Supplied records:

■ ■ ■

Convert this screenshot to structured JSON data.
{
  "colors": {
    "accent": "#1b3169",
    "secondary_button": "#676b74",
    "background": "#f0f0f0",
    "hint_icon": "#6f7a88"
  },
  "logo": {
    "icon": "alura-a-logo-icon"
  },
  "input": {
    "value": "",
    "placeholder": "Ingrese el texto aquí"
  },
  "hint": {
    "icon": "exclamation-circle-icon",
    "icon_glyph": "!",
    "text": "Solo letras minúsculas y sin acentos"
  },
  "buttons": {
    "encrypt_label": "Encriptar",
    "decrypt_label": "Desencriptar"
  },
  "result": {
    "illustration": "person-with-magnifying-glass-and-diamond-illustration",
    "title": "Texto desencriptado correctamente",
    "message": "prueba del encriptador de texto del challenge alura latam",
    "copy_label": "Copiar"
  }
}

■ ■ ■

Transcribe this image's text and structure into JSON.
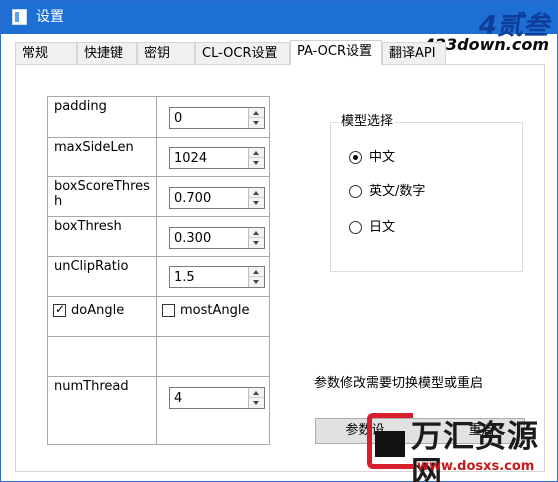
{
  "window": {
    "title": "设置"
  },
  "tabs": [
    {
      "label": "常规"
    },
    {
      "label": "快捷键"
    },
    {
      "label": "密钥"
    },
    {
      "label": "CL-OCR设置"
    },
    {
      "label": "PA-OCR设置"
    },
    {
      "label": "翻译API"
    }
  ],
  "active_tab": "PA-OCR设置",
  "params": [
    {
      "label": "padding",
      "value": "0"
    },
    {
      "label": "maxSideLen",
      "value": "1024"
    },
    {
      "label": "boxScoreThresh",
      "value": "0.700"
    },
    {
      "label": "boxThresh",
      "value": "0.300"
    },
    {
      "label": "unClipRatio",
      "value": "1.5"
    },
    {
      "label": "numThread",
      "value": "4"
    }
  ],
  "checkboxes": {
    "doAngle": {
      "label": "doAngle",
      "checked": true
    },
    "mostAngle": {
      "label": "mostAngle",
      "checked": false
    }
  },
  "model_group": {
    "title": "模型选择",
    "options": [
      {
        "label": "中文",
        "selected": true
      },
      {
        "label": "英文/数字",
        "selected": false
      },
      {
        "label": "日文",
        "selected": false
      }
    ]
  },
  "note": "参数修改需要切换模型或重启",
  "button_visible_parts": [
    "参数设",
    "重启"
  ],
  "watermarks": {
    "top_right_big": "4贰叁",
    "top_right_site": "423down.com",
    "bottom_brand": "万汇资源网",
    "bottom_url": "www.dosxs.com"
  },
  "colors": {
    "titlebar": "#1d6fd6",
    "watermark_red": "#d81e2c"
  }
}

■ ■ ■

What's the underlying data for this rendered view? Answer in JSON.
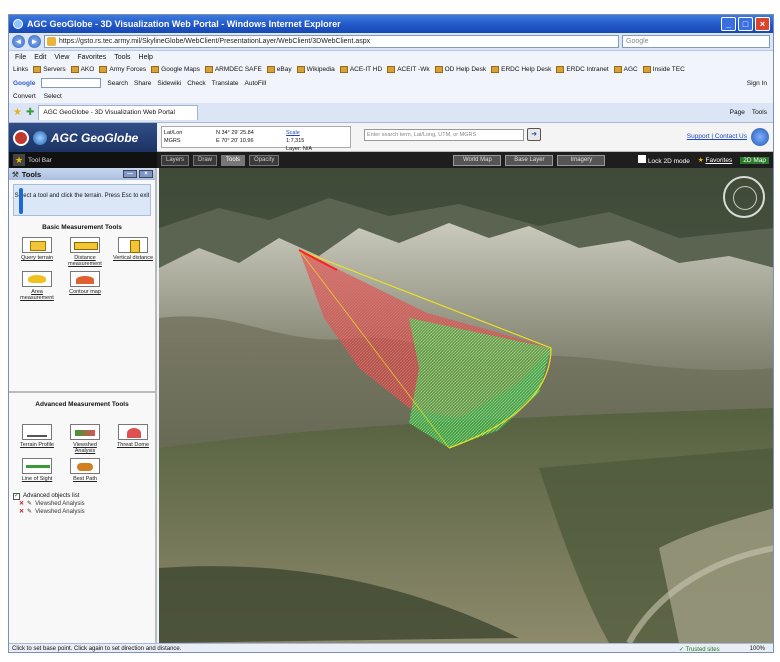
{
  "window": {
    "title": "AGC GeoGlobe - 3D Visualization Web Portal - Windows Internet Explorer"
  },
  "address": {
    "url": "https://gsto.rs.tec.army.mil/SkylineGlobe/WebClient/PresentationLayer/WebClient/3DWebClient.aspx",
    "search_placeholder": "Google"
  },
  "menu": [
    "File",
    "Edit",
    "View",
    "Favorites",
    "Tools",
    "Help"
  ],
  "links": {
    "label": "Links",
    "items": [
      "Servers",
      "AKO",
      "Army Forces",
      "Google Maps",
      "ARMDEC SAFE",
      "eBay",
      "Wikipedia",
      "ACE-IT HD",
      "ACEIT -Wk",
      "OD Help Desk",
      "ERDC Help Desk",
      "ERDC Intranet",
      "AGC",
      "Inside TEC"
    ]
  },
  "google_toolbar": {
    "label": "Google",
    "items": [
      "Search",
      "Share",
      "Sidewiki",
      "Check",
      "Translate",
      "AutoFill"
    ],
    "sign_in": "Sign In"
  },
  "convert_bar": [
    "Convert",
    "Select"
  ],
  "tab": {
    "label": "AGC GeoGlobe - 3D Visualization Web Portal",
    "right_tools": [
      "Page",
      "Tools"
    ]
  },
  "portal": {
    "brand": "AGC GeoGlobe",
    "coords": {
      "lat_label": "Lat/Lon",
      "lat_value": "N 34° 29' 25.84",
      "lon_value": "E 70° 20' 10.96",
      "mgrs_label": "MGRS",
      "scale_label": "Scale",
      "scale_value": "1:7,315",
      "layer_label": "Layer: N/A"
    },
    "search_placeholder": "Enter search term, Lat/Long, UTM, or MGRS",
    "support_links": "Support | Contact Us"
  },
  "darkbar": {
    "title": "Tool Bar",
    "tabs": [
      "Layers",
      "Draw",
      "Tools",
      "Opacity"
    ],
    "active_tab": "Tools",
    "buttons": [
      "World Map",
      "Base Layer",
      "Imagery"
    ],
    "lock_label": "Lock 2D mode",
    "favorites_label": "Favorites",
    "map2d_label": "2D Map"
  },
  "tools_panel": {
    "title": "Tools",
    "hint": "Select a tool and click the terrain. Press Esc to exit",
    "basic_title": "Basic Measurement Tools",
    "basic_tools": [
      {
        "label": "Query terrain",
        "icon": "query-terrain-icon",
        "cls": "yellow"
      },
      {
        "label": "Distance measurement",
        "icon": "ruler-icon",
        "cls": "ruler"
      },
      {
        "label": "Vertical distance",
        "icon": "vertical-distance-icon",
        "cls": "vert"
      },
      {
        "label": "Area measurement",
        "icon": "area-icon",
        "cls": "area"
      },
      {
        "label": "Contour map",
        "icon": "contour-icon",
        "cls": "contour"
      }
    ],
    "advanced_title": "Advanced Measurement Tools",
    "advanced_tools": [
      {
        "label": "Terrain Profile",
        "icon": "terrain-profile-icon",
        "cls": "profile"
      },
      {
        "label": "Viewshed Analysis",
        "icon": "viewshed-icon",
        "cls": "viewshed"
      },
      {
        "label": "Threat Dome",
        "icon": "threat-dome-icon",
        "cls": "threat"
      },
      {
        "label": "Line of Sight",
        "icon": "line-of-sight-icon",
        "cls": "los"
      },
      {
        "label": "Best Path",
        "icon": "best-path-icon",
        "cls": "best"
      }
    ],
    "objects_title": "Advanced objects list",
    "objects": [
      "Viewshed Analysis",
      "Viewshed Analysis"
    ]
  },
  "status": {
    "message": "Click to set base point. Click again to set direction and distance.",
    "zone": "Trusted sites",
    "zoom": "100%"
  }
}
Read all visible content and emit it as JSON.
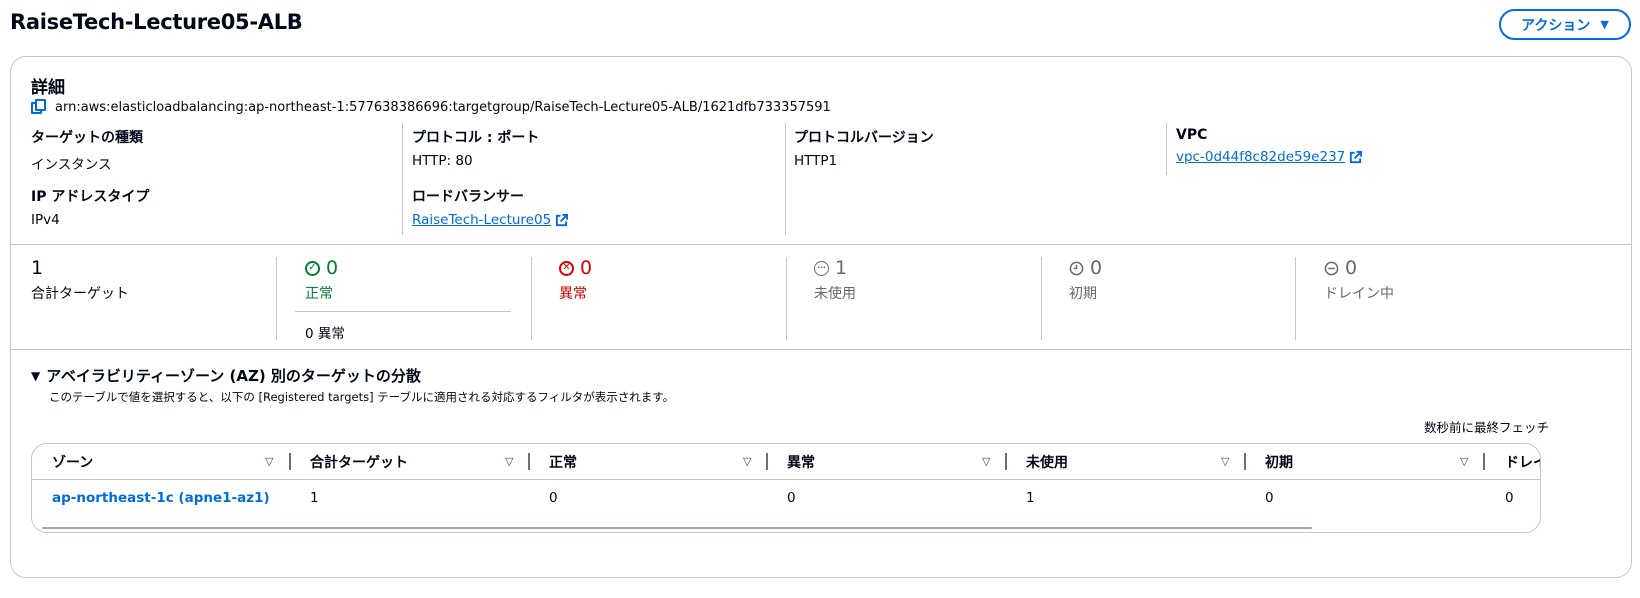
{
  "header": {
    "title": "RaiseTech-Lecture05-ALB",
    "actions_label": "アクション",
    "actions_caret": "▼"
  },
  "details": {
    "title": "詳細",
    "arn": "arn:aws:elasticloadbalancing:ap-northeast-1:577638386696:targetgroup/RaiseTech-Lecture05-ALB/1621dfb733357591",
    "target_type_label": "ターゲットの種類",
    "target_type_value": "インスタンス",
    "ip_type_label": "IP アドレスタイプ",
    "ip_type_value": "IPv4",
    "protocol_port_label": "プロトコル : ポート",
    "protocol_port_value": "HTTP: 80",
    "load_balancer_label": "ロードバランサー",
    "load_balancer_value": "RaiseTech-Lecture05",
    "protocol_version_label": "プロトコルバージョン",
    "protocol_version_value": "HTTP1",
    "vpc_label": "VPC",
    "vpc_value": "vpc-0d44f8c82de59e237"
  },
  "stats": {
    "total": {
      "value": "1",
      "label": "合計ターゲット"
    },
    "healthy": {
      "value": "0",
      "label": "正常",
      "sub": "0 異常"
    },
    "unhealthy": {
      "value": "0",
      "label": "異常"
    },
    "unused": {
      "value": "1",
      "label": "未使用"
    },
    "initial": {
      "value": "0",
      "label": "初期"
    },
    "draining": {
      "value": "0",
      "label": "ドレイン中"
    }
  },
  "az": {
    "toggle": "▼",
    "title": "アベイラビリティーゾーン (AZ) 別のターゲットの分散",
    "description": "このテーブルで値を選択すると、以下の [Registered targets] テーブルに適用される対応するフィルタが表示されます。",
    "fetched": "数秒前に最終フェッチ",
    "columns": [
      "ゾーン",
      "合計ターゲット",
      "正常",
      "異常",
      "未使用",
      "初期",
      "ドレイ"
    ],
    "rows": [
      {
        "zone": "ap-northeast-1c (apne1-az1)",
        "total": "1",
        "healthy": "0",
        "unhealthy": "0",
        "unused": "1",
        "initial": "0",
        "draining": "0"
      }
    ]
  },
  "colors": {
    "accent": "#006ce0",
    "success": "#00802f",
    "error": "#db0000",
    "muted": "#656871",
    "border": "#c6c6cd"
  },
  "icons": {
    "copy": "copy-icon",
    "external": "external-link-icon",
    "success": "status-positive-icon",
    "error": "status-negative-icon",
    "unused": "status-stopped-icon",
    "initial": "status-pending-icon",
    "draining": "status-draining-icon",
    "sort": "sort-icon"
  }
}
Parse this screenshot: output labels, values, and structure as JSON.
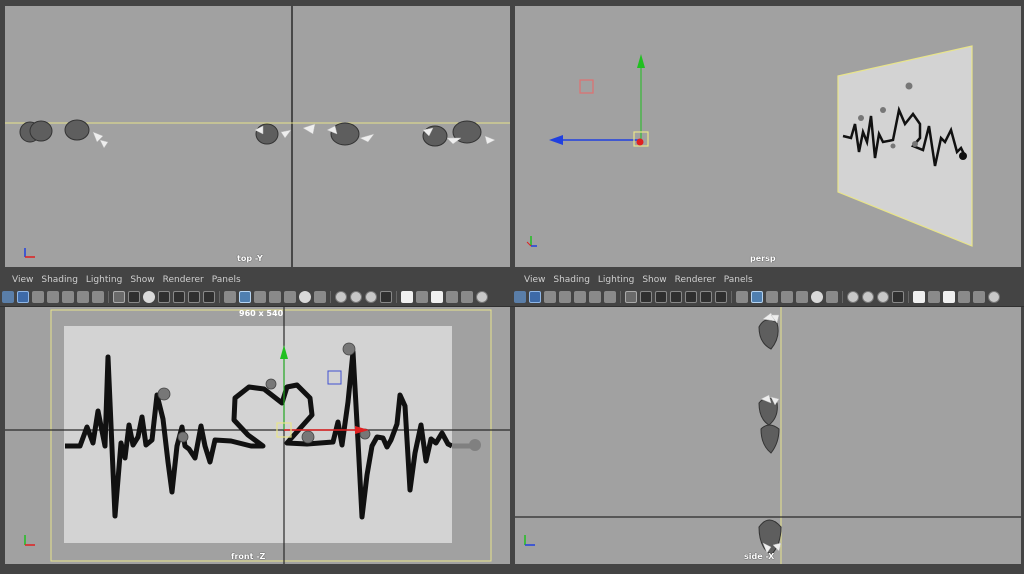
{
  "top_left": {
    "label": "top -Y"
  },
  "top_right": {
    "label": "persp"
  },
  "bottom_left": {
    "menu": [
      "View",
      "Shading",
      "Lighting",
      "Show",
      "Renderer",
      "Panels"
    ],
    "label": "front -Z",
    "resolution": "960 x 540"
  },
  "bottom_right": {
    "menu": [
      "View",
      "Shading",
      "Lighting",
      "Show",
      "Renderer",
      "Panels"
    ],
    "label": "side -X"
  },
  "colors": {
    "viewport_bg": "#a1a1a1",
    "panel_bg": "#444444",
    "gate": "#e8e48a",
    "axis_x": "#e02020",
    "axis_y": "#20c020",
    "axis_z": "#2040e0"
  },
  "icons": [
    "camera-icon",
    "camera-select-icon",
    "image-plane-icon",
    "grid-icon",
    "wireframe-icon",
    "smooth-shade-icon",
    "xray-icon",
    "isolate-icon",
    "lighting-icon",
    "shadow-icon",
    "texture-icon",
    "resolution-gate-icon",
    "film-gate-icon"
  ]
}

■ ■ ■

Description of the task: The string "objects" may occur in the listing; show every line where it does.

Written reply:
    "objects_title": "Advanced objects list",
    "objects": [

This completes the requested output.